━━━━━ RECORDED DATA ━━━━━

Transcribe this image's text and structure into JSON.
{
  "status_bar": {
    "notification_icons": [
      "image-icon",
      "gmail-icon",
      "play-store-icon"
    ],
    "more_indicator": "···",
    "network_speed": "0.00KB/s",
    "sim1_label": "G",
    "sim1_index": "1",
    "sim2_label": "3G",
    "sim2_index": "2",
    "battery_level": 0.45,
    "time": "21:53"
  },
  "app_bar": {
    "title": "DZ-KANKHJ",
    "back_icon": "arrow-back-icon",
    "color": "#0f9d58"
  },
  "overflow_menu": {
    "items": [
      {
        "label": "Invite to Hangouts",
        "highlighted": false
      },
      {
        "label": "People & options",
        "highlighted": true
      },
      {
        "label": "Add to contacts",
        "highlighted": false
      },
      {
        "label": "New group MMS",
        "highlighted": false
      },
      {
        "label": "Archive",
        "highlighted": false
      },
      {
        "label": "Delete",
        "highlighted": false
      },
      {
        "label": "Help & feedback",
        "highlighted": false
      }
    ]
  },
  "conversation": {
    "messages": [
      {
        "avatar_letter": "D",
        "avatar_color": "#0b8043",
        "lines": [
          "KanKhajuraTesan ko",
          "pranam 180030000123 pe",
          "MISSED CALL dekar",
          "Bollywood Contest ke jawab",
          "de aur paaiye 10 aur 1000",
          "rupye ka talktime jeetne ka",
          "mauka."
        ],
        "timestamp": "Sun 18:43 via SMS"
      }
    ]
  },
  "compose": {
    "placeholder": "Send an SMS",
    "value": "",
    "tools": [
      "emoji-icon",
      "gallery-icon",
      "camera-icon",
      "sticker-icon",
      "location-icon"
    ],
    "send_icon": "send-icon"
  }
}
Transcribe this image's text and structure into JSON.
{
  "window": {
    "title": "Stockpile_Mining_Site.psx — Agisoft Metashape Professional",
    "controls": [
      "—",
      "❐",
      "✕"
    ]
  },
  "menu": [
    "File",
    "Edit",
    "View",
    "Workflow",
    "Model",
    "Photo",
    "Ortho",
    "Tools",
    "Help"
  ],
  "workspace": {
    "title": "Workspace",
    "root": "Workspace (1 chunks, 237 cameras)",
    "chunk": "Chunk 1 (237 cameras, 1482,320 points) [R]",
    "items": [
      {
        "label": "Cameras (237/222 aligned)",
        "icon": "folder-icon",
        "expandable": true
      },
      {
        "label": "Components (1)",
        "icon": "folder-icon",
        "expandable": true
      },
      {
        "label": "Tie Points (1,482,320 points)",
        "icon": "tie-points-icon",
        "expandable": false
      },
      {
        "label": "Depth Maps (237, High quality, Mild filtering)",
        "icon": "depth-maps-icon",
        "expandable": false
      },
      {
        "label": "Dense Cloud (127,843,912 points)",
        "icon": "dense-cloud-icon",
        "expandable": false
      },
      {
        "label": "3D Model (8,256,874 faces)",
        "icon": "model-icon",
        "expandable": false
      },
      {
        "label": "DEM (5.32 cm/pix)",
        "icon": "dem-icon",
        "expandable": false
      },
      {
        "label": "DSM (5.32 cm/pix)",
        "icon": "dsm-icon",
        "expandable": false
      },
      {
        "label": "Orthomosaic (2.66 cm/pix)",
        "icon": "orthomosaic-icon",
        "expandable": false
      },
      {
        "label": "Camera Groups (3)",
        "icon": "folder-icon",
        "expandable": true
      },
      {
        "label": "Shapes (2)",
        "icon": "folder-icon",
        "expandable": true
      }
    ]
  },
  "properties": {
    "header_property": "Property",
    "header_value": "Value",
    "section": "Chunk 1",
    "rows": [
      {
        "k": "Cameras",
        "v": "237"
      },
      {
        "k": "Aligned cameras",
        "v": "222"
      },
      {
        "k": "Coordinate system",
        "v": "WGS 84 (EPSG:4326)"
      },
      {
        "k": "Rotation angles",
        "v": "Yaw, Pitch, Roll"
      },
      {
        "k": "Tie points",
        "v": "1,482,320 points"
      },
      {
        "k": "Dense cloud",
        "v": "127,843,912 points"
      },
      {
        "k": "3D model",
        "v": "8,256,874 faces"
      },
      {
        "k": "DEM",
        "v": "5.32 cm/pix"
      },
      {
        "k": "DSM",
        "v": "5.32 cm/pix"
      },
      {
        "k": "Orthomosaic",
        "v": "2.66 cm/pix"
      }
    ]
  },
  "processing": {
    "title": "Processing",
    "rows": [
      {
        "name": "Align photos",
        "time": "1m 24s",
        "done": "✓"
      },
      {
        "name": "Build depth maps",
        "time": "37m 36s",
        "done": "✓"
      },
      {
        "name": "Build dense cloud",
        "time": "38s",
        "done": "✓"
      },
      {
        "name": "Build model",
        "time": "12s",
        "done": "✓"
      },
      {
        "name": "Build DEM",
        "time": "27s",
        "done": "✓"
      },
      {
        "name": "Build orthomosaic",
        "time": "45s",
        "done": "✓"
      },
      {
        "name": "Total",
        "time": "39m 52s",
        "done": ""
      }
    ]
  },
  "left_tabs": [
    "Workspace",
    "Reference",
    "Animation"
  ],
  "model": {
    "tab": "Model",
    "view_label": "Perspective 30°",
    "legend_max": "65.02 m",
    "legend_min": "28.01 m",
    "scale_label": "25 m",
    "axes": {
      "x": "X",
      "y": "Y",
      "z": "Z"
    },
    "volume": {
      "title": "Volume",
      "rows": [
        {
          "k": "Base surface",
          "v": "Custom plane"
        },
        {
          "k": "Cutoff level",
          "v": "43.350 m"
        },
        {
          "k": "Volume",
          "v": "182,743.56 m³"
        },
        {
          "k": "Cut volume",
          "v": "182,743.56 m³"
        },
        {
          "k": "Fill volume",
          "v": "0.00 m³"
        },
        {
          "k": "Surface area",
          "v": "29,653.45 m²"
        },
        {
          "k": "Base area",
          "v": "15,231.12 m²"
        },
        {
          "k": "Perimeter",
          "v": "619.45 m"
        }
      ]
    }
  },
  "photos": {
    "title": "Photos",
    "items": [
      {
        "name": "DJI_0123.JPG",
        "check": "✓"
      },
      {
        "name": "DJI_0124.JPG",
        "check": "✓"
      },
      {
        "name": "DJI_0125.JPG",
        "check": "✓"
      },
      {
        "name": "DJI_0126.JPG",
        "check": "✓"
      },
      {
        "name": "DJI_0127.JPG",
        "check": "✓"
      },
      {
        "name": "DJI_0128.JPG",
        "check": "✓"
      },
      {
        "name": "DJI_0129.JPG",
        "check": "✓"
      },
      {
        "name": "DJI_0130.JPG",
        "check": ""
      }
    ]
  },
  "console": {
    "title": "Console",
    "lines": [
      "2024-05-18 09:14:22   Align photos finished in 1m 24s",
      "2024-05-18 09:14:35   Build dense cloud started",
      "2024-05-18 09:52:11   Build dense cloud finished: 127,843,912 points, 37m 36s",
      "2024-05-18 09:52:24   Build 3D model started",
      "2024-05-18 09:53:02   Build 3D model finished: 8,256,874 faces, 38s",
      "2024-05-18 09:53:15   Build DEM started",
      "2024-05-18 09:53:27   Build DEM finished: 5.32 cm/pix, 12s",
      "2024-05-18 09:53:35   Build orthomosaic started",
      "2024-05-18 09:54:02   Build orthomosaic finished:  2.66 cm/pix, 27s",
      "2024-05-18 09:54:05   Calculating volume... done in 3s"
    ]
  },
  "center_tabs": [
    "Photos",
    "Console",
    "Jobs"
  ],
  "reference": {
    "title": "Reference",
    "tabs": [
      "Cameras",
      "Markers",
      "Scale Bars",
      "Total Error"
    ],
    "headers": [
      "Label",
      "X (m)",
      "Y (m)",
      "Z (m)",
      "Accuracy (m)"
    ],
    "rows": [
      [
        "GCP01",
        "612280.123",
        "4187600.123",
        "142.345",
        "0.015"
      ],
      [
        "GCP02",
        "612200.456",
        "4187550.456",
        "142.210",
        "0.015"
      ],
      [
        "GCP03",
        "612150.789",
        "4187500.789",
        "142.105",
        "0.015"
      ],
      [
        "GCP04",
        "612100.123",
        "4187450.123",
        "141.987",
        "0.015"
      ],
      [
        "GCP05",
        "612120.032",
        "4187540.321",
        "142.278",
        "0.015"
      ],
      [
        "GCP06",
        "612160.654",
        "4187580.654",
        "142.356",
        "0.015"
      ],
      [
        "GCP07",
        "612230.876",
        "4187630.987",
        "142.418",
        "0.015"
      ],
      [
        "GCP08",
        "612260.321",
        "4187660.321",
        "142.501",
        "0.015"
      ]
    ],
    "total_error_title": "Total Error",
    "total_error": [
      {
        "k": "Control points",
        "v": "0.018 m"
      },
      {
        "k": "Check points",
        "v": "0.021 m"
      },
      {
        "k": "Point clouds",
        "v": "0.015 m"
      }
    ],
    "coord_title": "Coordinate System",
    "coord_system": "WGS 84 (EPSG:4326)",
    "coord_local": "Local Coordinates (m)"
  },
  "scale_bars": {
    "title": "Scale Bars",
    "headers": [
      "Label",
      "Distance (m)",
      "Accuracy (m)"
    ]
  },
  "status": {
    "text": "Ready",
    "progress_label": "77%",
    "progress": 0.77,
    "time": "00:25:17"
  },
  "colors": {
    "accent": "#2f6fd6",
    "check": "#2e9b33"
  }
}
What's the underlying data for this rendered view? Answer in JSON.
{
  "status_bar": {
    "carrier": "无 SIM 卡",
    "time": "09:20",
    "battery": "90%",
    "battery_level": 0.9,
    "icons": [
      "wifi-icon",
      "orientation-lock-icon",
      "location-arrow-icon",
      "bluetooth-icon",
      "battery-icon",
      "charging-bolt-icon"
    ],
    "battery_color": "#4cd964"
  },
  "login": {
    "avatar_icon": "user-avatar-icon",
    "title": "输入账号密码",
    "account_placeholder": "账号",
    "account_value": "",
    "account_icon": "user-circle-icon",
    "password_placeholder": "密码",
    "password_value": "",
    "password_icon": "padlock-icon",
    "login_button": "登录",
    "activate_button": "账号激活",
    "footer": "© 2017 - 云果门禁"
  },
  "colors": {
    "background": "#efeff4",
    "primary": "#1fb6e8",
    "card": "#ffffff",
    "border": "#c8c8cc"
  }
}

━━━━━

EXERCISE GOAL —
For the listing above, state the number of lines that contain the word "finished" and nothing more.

SOLUTION —
5